The bulk carrier MV Wakashio has been hemorrhaging fuel into a protected marine park boasting unspoiled coral reefs, mangrove forests and endangered species, prompting the Mauritian government to declare an unprecedented environmental emergency (pictured: oil drifts through the famously pristine shores of the Indian Ocean island, main; volunteers hoist buckets of the crude oil from the sea, top right; and a once-white beach is caked in a layer of black sludge, bottom right). Attempts to stabilise the stricken vessel, which ran aground on July 25 but only started leaking oil this week, and pump 4,000 tonnes of fuel from its hold have failed, and local authorities fear rough seas could further rupture the tanker. Prime Minister Pravind Jugnauth said response crews had managed to stymie the leak for now, but were bracing for the worst. The cracks have grown. The situation is even worse,' he told reporters late Sunday. 'The risk of the boat breaking in half still exists.' Japan said Sunday it would send a six-member expert team to assist, joining France which dispatched a naval vessel and military aircraft from nearby Reunion Island after Mauritius issued an appeal for international help.
Horrific, heard about this yesterday, devasted, how can this still be happening, why did it go off course, what company is behind this I wonder. Man just keeps destroying the most beautiful places, this is tragic for the local people who rely on seafood, will be years of recovery.
Another tragedy Incognito.
Who is going to clean the mess up?
Sunspot the size of Mars is turning towards Earth and massive solar flares could affect radio communications, GPS and power grids
Sunspot dubbed AR2770 was observed by an amateur astronomer. Its dark core is similar to the size of Mars and is turning towards Earth, raising concerns of strong solar flares hitting our planet.

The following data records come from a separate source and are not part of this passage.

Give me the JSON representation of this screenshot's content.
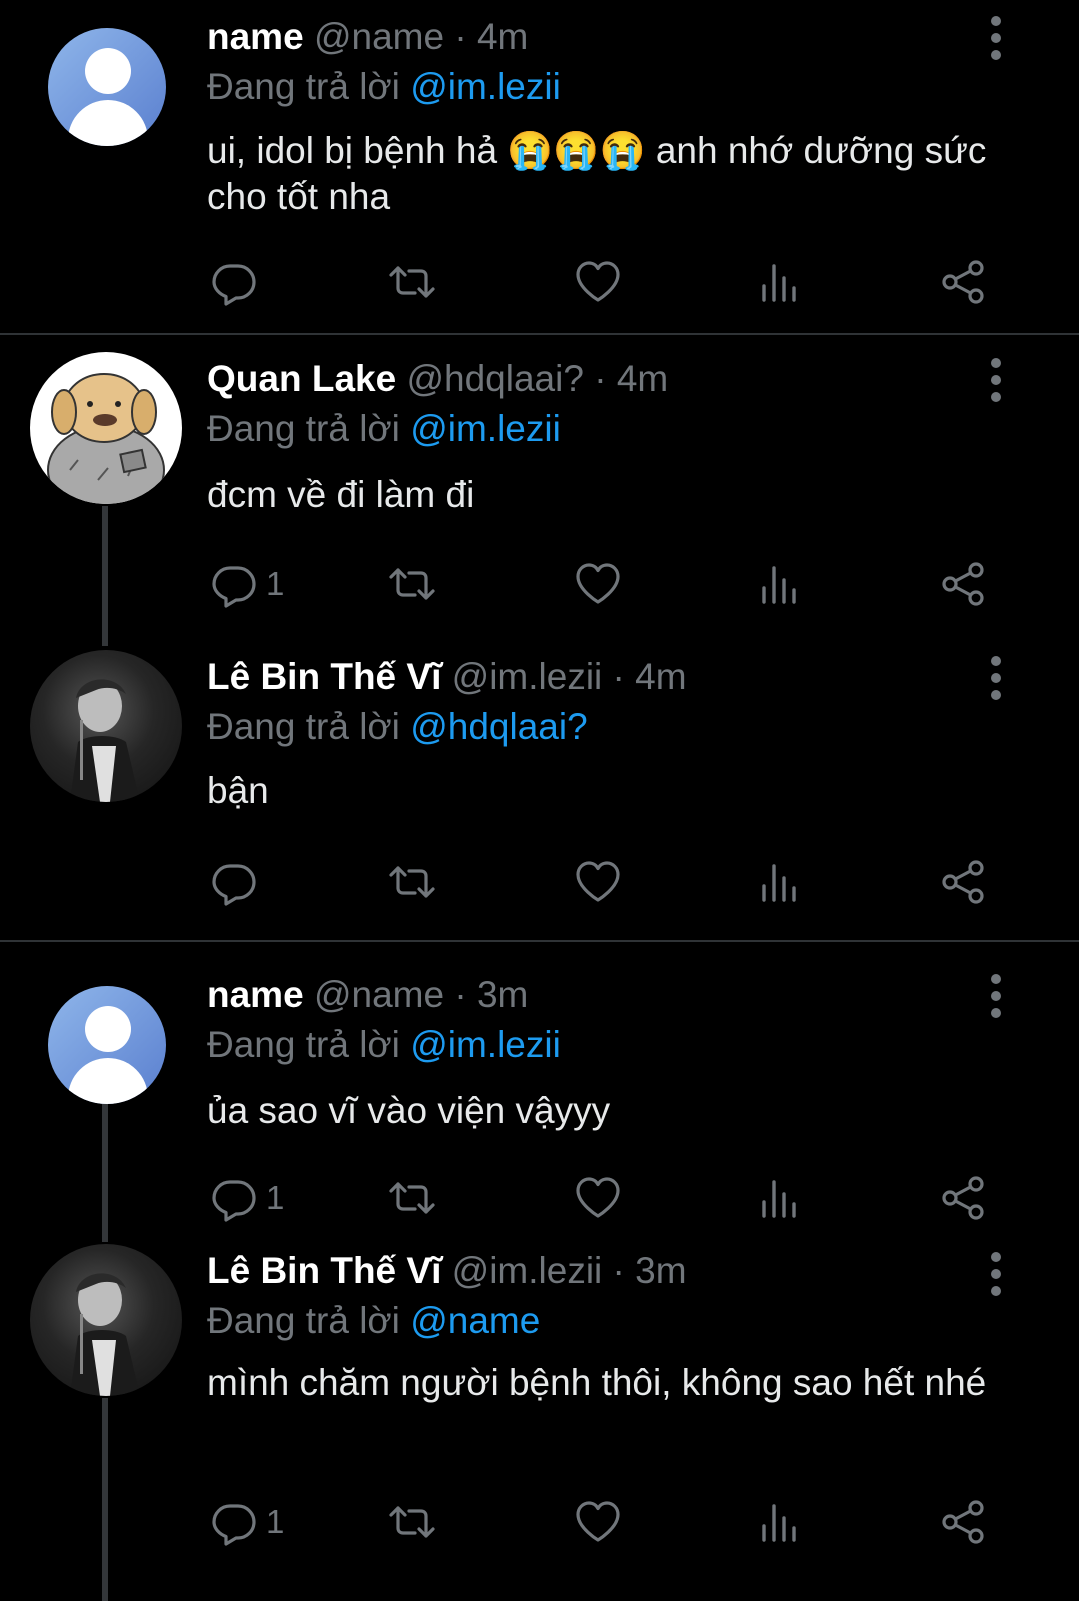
{
  "reply_prefix": "Đang trả lời",
  "tweets": [
    {
      "name": "name",
      "handle": "@name",
      "dot": "·",
      "time": "4m",
      "reply_to": "@im.lezii",
      "text": "ui, idol bị bệnh hả 😭😭😭 anh nhớ dưỡng sức cho tốt nha",
      "reply_count": ""
    },
    {
      "name": "Quan Lake",
      "handle": "@hdqlaai?",
      "dot": "·",
      "time": "4m",
      "reply_to": "@im.lezii",
      "text": "đcm về đi làm đi",
      "reply_count": "1"
    },
    {
      "name": "Lê Bin Thế Vĩ",
      "handle": "@im.lezii",
      "dot": "·",
      "time": "4m",
      "reply_to": "@hdqlaai?",
      "text": "bận",
      "reply_count": ""
    },
    {
      "name": "name",
      "handle": "@name",
      "dot": "·",
      "time": "3m",
      "reply_to": "@im.lezii",
      "text": "ủa sao vĩ vào viện vậyyy",
      "reply_count": "1"
    },
    {
      "name": "Lê Bin Thế Vĩ",
      "handle": "@im.lezii",
      "dot": "·",
      "time": "3m",
      "reply_to": "@name",
      "text": "mình chăm người bệnh thôi, không sao hết nhé",
      "reply_count": "1"
    }
  ],
  "icons": [
    "reply-icon",
    "retweet-icon",
    "like-icon",
    "views-icon",
    "share-icon",
    "more-icon"
  ],
  "colors": {
    "background": "#000000",
    "accent": "#1d9bf0",
    "muted": "#71767b",
    "text": "#e7e9ea"
  }
}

OMG the more I see of what the human race does it breaks my heart what is happening to this beautiful planet and that is such a beautiful place too